I did my usual thing yesterday and went to Weight Watchers. It was incredibly crowded so I didn’t get to weigh in before the meeting. Denise and I stepped out while everyone else was doing a written exercise about planning times for meals to go weigh in, and I was down two pounds. I only have one more pound to lose in order to make my ten percent weight loss mark. This, I think, is pretty damn awesome. I’ve been keeping on track with things so far this week, (which started Saturday according to the app), so I’m hoping to lose at least that one pound. But I’m also looking out for those intangible victories I spoke about earlier. I think it’s important to keep in mind that even if there’s not a tangible result you can look at, (a number on a scale, for example), you can still win. For me, this has been a very slow process given my health issues. So for a lot of the time I’ve been keeping track of this thing, the intangible victories are what I’ve had to sustain myself, or at least my self-esteem, which is something I’ve also had to watch, especially when depression sets in. But of course, I always shoot for the tangible victories because I like those for the proof I can show to myself that I’m still on track and doing what’s best for me.
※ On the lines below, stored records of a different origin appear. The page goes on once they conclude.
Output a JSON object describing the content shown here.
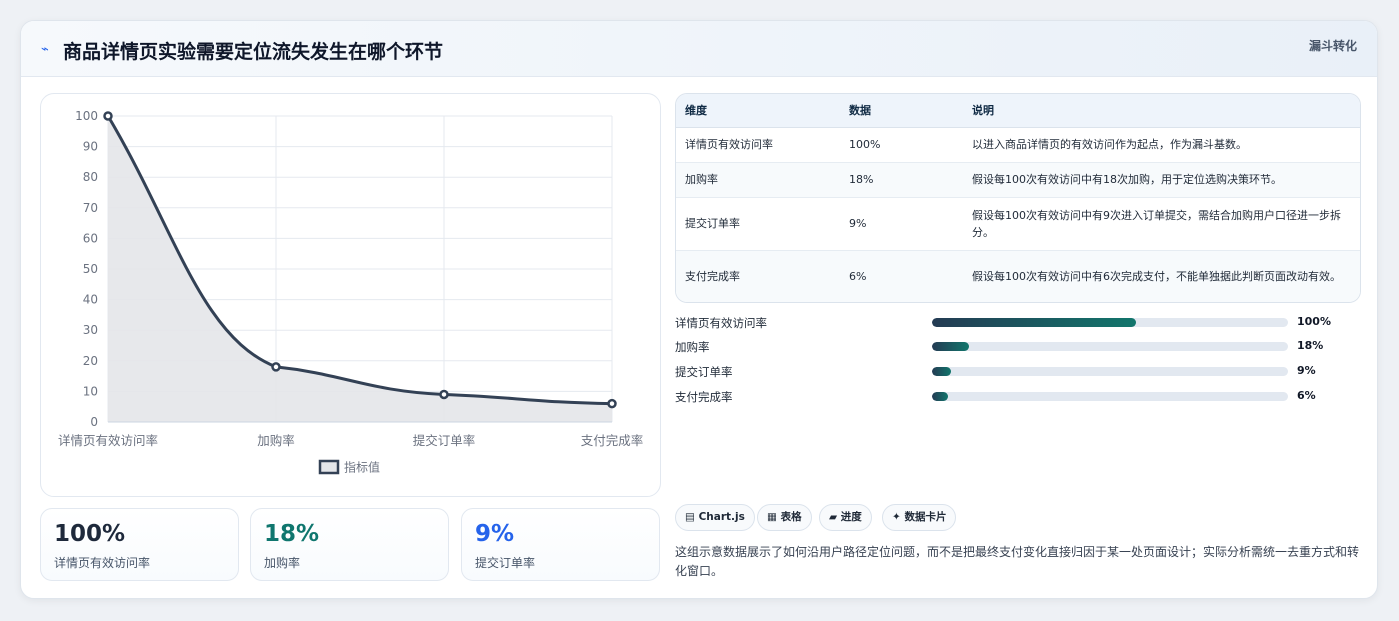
{
  "header": {
    "icon": "lightning-icon",
    "title": "商品详情页实验需要定位流失发生在哪个环节",
    "tag": "漏斗转化"
  },
  "chart_data": {
    "type": "line",
    "categories": [
      "详情页有效访问率",
      "加购率",
      "提交订单率",
      "支付完成率"
    ],
    "series": [
      {
        "name": "指标值",
        "values": [
          100,
          18,
          9,
          6
        ]
      }
    ],
    "ylim": [
      0,
      100
    ],
    "yticks": [
      0,
      10,
      20,
      30,
      40,
      50,
      60,
      70,
      80,
      90,
      100
    ],
    "fill": true,
    "smooth": true,
    "grid": true,
    "legend": "bottom",
    "colors": {
      "line": "#334155",
      "fill": "#e4e6e9",
      "grid": "#e5e9ef",
      "axis_text": "#6b7280"
    }
  },
  "stats": [
    {
      "value": "100%",
      "label": "详情页有效访问率",
      "color": "#1e293b"
    },
    {
      "value": "18%",
      "label": "加购率",
      "color": "#0f766e"
    },
    {
      "value": "9%",
      "label": "提交订单率",
      "color": "#2563eb"
    }
  ],
  "table": {
    "headers": [
      "维度",
      "数据",
      "说明"
    ],
    "rows": [
      [
        "详情页有效访问率",
        "100%",
        "以进入商品详情页的有效访问作为起点，作为漏斗基数。"
      ],
      [
        "加购率",
        "18%",
        "假设每100次有效访问中有18次加购，用于定位选购决策环节。"
      ],
      [
        "提交订单率",
        "9%",
        "假设每100次有效访问中有9次进入订单提交，需结合加购用户口径进一步拆分。"
      ],
      [
        "支付完成率",
        "6%",
        "假设每100次有效访问中有6次完成支付，不能单独据此判断页面改动有效。"
      ]
    ]
  },
  "progress": [
    {
      "label": "详情页有效访问率",
      "display": "100%",
      "fraction": 0.574
    },
    {
      "label": "加购率",
      "display": "18%",
      "fraction": 0.103
    },
    {
      "label": "提交订单率",
      "display": "9%",
      "fraction": 0.052
    },
    {
      "label": "支付完成率",
      "display": "6%",
      "fraction": 0.045
    }
  ],
  "chips": [
    {
      "icon": "chart-icon",
      "glyph": "▤",
      "label": "Chart.js"
    },
    {
      "icon": "table-icon",
      "glyph": "▦",
      "label": "表格"
    },
    {
      "icon": "progress-icon",
      "glyph": "▰",
      "label": "进度"
    },
    {
      "icon": "sparkle-icon",
      "glyph": "✦",
      "label": "数据卡片"
    }
  ],
  "note": "这组示意数据展示了如何沿用户路径定位问题，而不是把最终支付变化直接归因于某一处页面设计；实际分析需统一去重方式和转化窗口。"
}
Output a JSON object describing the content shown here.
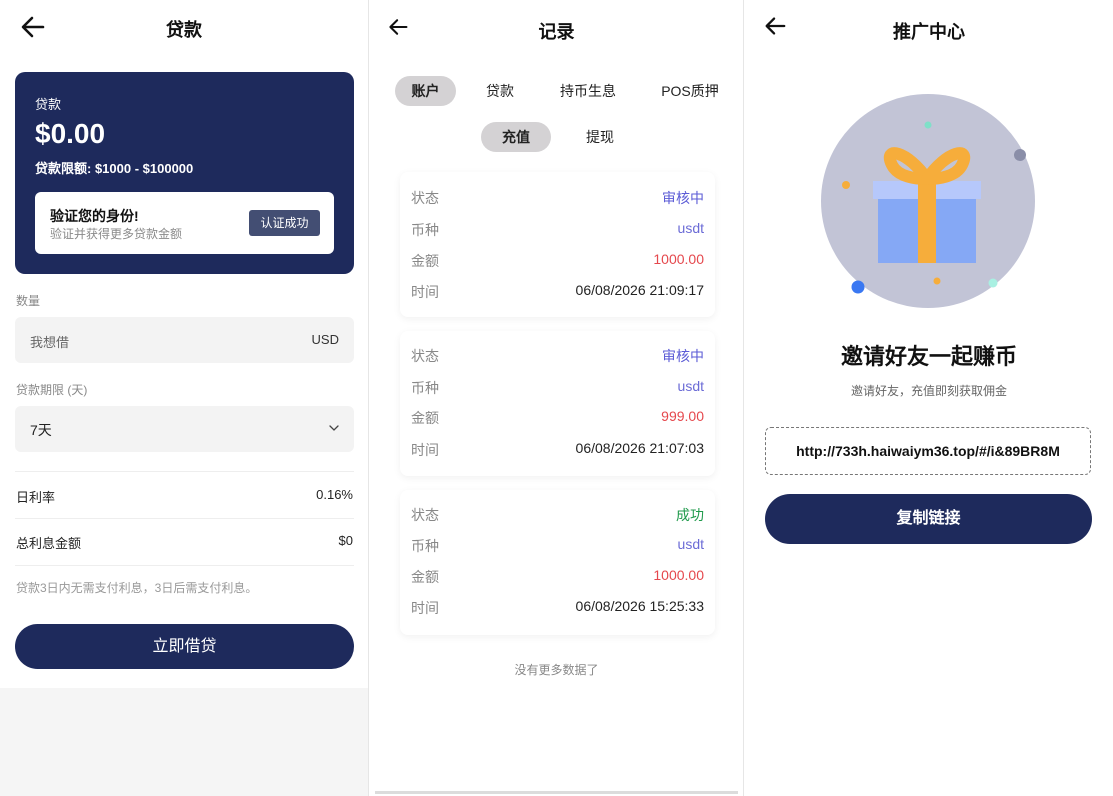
{
  "loan": {
    "title": "贷款",
    "card": {
      "label": "贷款",
      "amount": "$0.00",
      "limit": "贷款限额: $1000 - $100000",
      "verify_title": "验证您的身份!",
      "verify_sub": "验证并获得更多贷款金额",
      "verify_button": "认证成功"
    },
    "quantity_label": "数量",
    "quantity_placeholder": "我想借",
    "quantity_unit": "USD",
    "term_label": "贷款期限 (天)",
    "term_value": "7天",
    "daily_rate_label": "日利率",
    "daily_rate_value": "0.16%",
    "total_interest_label": "总利息金额",
    "total_interest_value": "$0",
    "note": "贷款3日内无需支付利息，3日后需支付利息。",
    "submit": "立即借贷"
  },
  "records": {
    "title": "记录",
    "tabs": [
      "账户",
      "贷款",
      "持币生息",
      "POS质押"
    ],
    "subtabs": [
      "充值",
      "提现"
    ],
    "field_labels": {
      "status": "状态",
      "currency": "币种",
      "amount": "金额",
      "time": "时间"
    },
    "items": [
      {
        "status": "审核中",
        "currency": "usdt",
        "amount": "1000.00",
        "time": "06/08/2026 21:09:17"
      },
      {
        "status": "审核中",
        "currency": "usdt",
        "amount": "999.00",
        "time": "06/08/2026 21:07:03"
      },
      {
        "status": "成功",
        "currency": "usdt",
        "amount": "1000.00",
        "time": "06/08/2026 15:25:33"
      }
    ],
    "no_more": "没有更多数据了"
  },
  "promo": {
    "title": "推广中心",
    "headline": "邀请好友一起赚币",
    "subline": "邀请好友，充值即刻获取佣金",
    "link": "http://733h.haiwaiym36.top/#/i&89BR8M",
    "copy_button": "复制链接"
  },
  "colors": {
    "navy": "#1e2a5c",
    "pending": "#5b5bd6",
    "success": "#1f9a4b",
    "amount_red": "#e5484d",
    "currency_purple": "#6b6bd6"
  }
}
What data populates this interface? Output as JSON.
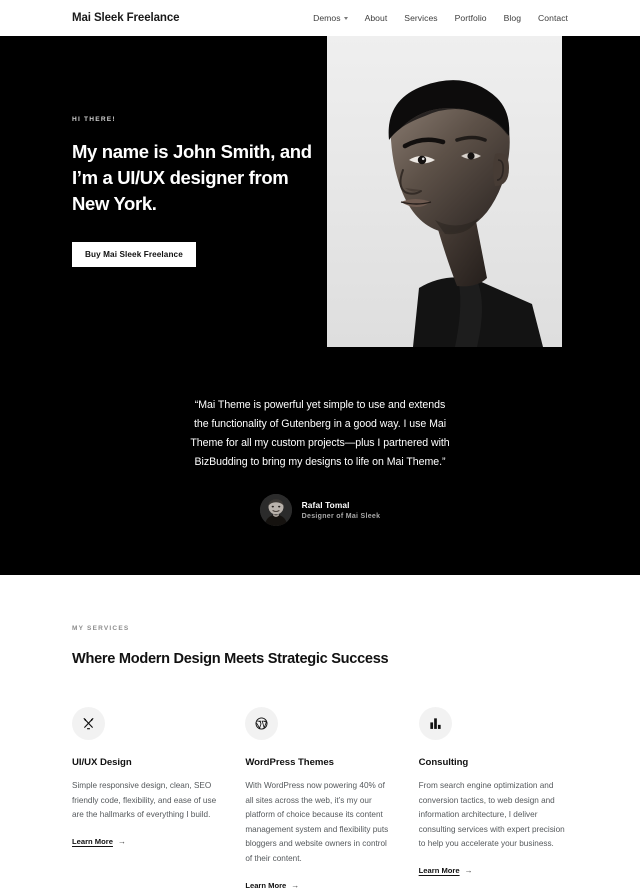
{
  "header": {
    "site_title": "Mai Sleek Freelance",
    "nav": [
      {
        "label": "Demos",
        "has_dropdown": true
      },
      {
        "label": "About",
        "has_dropdown": false
      },
      {
        "label": "Services",
        "has_dropdown": false
      },
      {
        "label": "Portfolio",
        "has_dropdown": false
      },
      {
        "label": "Blog",
        "has_dropdown": false
      },
      {
        "label": "Contact",
        "has_dropdown": false
      }
    ]
  },
  "hero": {
    "eyebrow": "HI THERE!",
    "title": "My name is John Smith, and I’m a UI/UX designer from New York.",
    "button_label": "Buy Mai Sleek Freelance",
    "image_alt": "portrait-photo",
    "background_color": "#000000"
  },
  "testimonial": {
    "quote": "“Mai Theme is powerful yet simple to use and extends the functionality of Gutenberg in a good way. I use Mai Theme for all my custom projects—plus I partnered with BizBudding to bring my designs to life on Mai Theme.”",
    "author_name": "Rafal Tomal",
    "author_role": "Designer of Mai Sleek",
    "background_color": "#000000"
  },
  "services": {
    "eyebrow": "MY SERVICES",
    "title": "Where Modern Design Meets Strategic Success",
    "cards": [
      {
        "icon": "pen-ruler-icon",
        "title": "UI/UX Design",
        "body": "Simple responsive design, clean, SEO friendly code, flexibility, and ease of use are the hallmarks of everything I build.",
        "link_label": "Learn More",
        "link_arrow": "→"
      },
      {
        "icon": "wordpress-icon",
        "title": "WordPress Themes",
        "body": "With WordPress now powering 40% of all sites across the web, it’s my our platform of choice because its content management system and flexibility puts bloggers and website owners in control of their content.",
        "link_label": "Learn More",
        "link_arrow": "→"
      },
      {
        "icon": "bar-chart-icon",
        "title": "Consulting",
        "body": "From search engine optimization and conversion tactics, to web design and information architecture, I deliver consulting services with expert precision to help you accelerate your business.",
        "link_label": "Learn More",
        "link_arrow": "→"
      }
    ]
  }
}
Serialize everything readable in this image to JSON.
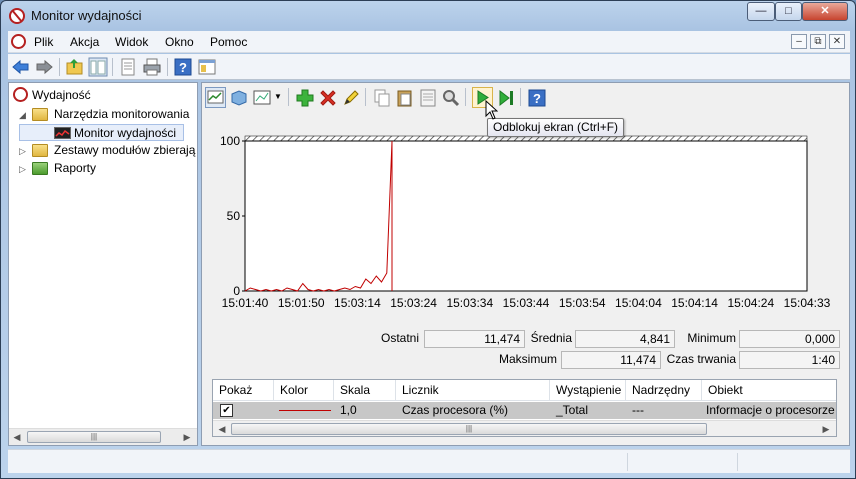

As I mentioned above, it was quite crowded yesterday. The crowd was made up, I’m assuming, of those I’m calling the Resolutionaries. Resolutionaries are people who set New Year’s resolutions for themselves, usually involving weight loss and getting fit, and then crowd your local gym or Weight Watchers store in order to carry those out. Most of them usually disappear after about three months at which point everything returns to normal. This group of people presents me with two conflicting emotions. On one hand, I’m glad to see others trying to succeed, and I wish them success. It’s always a good thing to try to improve oneself. But on the other hand, they make my life a little hectic and inconvenient. And when I’m having a less-charitable moment, it’s this, (and the fact that most of them will be gone in three months or less), that takes center stage. I know that this is selfish on my part. After all, there was a time in my life that I was a Resolutionary too, and I was just as bad, if not worse, at keeping up with the goals I set for myself. But now that I’m sort of on the other side, I’m wondering if other regulars at those gyms and stores I mentioned feel the same way I do about the beginning of the year and everything that comes with it. So I’m trying to keep all this in mind when I encounter this group of people, and when I do encounter them, I say a simple prayer that they will have the resolve necessary to achieve their goals, and thereby be successful. I think this attitude is something all of us regulars can benefit from. If you’re not the praying kind, take a moment to think at least one good thought about these people. And while neither the prayers nor the good thoughts in themselves will grant these people success, it will at least put you in a better mood and you can go about the rest of your day not stewing over the Resolutionaries.